A friend whose work I am totally ga-ga for said recently, "The only rules you need to know, are the ones that you don't have to remember." That is so true. Perhaps we need to consider moving beyond "the rules," and practice plain 'ol "common decency."
I believe that sometimes knowing all these rules can inhibit our growth and creativity. I remember a time when every painting I made had a focal point in that sweet 2/3 spot (modified golden mean); my landscape planes followed the same set of value rules we all learn (sun, ground, slants, uprights from lightest to darkest in that order); there was a nice curving "s" shape in the foreground; my distant hills were painted violet and everything in the foreground was warmer by comparison. My husband calls it my, "tree on left" phase. So, what did I do??? I switched to still life. And, you guessed it, every still life I set up and painted all looked the same too.
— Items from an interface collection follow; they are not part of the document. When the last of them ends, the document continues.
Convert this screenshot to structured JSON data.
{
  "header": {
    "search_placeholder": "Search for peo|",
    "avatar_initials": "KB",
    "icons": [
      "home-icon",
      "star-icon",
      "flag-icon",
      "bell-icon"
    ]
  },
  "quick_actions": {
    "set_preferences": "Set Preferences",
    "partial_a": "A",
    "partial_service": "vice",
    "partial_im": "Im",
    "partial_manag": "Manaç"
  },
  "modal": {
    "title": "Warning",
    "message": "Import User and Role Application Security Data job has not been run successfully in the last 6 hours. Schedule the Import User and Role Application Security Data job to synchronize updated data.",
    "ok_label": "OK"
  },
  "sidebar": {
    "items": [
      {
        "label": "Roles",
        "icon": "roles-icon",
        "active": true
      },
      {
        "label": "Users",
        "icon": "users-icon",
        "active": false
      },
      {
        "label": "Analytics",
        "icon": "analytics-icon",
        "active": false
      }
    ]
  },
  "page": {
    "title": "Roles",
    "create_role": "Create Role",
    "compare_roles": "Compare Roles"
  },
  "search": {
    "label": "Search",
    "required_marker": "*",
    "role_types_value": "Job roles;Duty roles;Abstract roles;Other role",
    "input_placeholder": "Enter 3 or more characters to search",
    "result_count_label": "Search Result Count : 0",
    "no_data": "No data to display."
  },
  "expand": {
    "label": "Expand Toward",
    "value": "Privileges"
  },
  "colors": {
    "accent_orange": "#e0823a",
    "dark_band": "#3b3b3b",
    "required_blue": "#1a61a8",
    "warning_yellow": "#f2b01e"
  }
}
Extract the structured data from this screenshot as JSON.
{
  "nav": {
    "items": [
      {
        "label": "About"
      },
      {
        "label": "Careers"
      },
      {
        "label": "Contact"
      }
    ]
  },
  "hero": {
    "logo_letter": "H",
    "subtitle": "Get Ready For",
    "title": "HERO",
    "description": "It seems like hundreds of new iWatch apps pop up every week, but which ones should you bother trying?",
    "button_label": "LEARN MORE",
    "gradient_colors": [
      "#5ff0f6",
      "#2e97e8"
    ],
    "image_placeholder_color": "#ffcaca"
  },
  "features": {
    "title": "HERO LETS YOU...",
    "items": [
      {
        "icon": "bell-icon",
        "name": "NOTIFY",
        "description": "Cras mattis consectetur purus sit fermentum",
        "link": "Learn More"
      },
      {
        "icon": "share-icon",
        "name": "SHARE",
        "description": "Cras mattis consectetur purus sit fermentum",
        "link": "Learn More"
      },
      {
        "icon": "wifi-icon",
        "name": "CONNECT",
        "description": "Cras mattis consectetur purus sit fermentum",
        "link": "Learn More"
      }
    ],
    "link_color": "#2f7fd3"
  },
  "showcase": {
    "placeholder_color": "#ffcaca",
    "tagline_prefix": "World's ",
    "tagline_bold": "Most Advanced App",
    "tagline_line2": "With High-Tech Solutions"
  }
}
Exploring the rules many times over, and understanding the value in knowing them in the first place, now leads me to challenge them as much as possible. The more I look at paintings that I find truly amazing, the fewer rules I see. These are the works of artists such as T. Allen Lawson, Quang Ho, and others who are blazing the trail for the rest of us "rebels" to follow. It is as if these artists just have the common decency to do what is right. They have outgrown the elementary stage of their careers and moved on to the enjoyment part of it. I don't know about you, but I am ready for that! After all, I have pretty good manners for the most part. And honestly, when was the last time you actually had to remind yourself not to bite your friends?